Another neat trick of the Niro is its HVAC system. This has been adapted from that in the Soul EV, and allows only the driver’s side of the car to be cooled when the other seats are unoccupied to minimise energy usage. It does this through a smart air intake, in contrast to rival systems which merely divert the airflow towards the driver when other vents are closed and consequently do not reduce energy consumption.
Advanced driver assistance systems and connectivity
Standard advanced driver assistance systems (ADAS) include forward collision avoidance assist, adaptive smart cruise control with start-stop, lane departure and lane keeping assist on all models, blind spot detection and rear cross traffic alert. With these features fitted, Niro has been awarded a five-star crash-test rating by Euro NCAP .
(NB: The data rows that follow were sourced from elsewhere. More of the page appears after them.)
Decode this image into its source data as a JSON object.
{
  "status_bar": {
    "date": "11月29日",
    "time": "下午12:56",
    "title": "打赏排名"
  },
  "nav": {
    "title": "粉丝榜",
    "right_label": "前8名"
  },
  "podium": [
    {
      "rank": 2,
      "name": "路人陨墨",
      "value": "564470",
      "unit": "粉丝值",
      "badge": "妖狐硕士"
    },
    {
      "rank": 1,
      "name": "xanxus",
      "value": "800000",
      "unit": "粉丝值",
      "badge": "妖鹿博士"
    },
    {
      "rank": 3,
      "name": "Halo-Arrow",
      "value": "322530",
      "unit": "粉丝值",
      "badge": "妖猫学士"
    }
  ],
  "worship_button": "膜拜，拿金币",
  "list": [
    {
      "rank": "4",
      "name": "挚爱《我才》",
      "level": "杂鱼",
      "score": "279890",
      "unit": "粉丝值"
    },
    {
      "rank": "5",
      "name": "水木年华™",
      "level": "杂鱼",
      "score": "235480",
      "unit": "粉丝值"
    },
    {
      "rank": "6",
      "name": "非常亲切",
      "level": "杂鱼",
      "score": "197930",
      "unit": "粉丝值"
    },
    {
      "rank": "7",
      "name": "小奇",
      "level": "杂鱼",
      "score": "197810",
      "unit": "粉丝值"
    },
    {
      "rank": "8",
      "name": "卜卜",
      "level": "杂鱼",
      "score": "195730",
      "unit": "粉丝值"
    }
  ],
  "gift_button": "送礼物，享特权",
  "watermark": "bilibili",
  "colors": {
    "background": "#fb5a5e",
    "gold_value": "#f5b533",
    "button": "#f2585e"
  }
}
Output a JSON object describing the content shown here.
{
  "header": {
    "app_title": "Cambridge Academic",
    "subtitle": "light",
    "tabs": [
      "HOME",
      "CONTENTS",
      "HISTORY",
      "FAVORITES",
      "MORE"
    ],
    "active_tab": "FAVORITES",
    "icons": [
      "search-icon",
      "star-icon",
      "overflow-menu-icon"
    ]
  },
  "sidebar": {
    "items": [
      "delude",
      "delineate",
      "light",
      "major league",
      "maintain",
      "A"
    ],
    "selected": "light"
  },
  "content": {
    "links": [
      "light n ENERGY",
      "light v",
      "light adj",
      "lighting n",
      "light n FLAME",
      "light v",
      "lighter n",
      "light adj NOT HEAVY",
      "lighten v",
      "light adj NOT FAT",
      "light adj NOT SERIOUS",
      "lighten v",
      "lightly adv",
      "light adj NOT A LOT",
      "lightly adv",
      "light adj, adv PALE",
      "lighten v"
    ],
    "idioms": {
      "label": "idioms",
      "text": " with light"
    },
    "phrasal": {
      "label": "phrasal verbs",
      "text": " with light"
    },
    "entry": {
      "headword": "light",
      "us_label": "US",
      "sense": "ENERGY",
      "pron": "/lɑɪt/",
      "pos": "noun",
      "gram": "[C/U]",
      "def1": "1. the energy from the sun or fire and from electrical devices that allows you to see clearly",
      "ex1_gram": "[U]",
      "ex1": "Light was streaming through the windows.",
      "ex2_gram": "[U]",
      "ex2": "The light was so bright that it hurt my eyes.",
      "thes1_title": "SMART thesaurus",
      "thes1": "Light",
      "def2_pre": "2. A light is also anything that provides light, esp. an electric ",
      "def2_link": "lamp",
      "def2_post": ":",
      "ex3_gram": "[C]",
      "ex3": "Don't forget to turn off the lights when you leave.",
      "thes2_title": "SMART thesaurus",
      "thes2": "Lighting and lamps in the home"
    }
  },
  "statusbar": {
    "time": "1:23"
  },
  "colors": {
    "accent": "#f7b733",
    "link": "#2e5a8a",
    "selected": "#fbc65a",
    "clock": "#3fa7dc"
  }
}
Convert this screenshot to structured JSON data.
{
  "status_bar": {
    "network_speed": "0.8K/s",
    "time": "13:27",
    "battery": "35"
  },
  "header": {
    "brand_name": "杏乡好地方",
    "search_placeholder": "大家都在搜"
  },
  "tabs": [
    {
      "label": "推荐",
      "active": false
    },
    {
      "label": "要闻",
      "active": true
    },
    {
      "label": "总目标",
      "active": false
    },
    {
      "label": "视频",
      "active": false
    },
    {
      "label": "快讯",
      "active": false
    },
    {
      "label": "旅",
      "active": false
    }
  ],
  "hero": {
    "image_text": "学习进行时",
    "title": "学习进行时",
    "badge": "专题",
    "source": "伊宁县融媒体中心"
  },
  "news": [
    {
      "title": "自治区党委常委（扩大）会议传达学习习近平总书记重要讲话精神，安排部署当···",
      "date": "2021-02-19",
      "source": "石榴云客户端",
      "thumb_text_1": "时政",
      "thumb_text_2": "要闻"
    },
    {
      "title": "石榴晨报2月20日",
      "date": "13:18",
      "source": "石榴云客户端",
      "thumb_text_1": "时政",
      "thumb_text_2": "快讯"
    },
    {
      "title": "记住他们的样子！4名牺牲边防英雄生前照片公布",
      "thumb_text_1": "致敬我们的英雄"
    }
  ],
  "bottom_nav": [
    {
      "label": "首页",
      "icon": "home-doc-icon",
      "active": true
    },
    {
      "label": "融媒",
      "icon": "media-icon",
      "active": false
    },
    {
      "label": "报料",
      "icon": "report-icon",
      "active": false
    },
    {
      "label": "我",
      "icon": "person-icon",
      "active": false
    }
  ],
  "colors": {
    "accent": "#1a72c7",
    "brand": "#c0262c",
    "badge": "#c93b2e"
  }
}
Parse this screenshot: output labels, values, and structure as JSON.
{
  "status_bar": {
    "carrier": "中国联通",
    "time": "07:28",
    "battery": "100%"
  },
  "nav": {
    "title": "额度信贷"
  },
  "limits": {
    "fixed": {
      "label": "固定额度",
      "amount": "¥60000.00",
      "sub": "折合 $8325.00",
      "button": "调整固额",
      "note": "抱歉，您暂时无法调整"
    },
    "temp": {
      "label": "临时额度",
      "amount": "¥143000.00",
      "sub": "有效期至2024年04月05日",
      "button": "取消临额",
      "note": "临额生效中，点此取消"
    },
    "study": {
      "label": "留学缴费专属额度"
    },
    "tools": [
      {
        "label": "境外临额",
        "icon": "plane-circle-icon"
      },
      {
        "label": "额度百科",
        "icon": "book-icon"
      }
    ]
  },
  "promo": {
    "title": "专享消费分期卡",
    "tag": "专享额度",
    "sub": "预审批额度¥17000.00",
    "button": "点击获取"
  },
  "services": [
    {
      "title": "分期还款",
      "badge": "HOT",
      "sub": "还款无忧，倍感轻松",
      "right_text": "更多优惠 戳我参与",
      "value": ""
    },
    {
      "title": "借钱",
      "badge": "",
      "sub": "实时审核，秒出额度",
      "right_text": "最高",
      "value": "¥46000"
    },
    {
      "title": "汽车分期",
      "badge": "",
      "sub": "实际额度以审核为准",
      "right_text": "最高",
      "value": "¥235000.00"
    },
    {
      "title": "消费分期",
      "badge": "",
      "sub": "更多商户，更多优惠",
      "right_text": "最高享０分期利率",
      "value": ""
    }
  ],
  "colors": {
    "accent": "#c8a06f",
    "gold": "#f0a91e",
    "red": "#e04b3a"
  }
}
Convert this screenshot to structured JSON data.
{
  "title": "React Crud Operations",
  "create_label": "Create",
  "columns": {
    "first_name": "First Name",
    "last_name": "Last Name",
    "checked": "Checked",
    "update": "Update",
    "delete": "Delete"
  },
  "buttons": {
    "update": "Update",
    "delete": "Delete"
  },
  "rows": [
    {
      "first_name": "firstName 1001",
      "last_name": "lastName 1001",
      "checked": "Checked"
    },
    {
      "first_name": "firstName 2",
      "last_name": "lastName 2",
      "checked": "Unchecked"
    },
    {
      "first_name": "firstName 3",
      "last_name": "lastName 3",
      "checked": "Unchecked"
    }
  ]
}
The Niro also comes fitted with Kia Connected Services featuring Tomtom and wireless smartphone charging. The latter is located in the centre console tray and uses inductive charging to power the batteries of a smartphone. It works a treat with a confirmation light that illuminates when charging. It also displays the phone’s charge status in the instrument cluster. An in-built safety system prevents overheating, while occupants are warned if they are about to leave the car with their phone – or even a chocolate bar – still on the charging pad. The 10.25-inch touchscreen displays the sat-nav with easy-to-follow menus plus view from the reversing camera, itself cleverly integrated high into the rear wiper housing.
The Niro also features Android Auto and Apple CarPlay, which, via pre-downloaded apps, link smartphones to navigation, music, hands-free calls and texts and voice recognition services. Perhaps best of all is an eight-speaker JBL Premium sound system with a 320-watt external amplifier that again come as standard.
Made up of 53 per cent advanced high-strength steel, Niro’s structure is particularly strong. It also has liberal doses of aluminium. Its bonnet, tailgate panel, front bumper back beam and several chassis elements, including the front knuckles, front lower arms and brake calipers are made of aluminium to further help reduce weight. Even the parking brake pedal, which is made of fibre-reinforced plastic, contributes to the weight savings. The lightweighting theme spreads into the interior as the front powered seats save 1.3kg each thanks to their high-strength steel frames. The shapely front seats are also space-saving with special foam-backed covers and slim headrests.
On the road
When pushed hard on a clear road, the cabin remains quiet thanks to some high-insulation rigid bushes in the front subframe, high-strength steel in the rear wheel arches and additional insulation in the A- and B-pillars. The low drag co-efficient (Cd) of 0.30 contributes towards the suppression of wind noise, aided by laminated windscreen glass, a cowl over the front windscreen wipers, specially profiled door mirror casings and covers over the holes in the roof rails, which sit flush on the bodywork.
On balance, the stylish Niro stands out and ticks a lot of boxes. While consumers are unlikely to consider buying one because of its interior, it offers plenty of standard kit that we have come to expect from this carmaker.
Design-wise, the car is a joint effort between Kia’s studios at Namyang in Korea and Irvine, California. All versions are built alongside the European Optima saloon and Sportswagon at Kia’s Hwasung plant in Asan Bay, South Korea.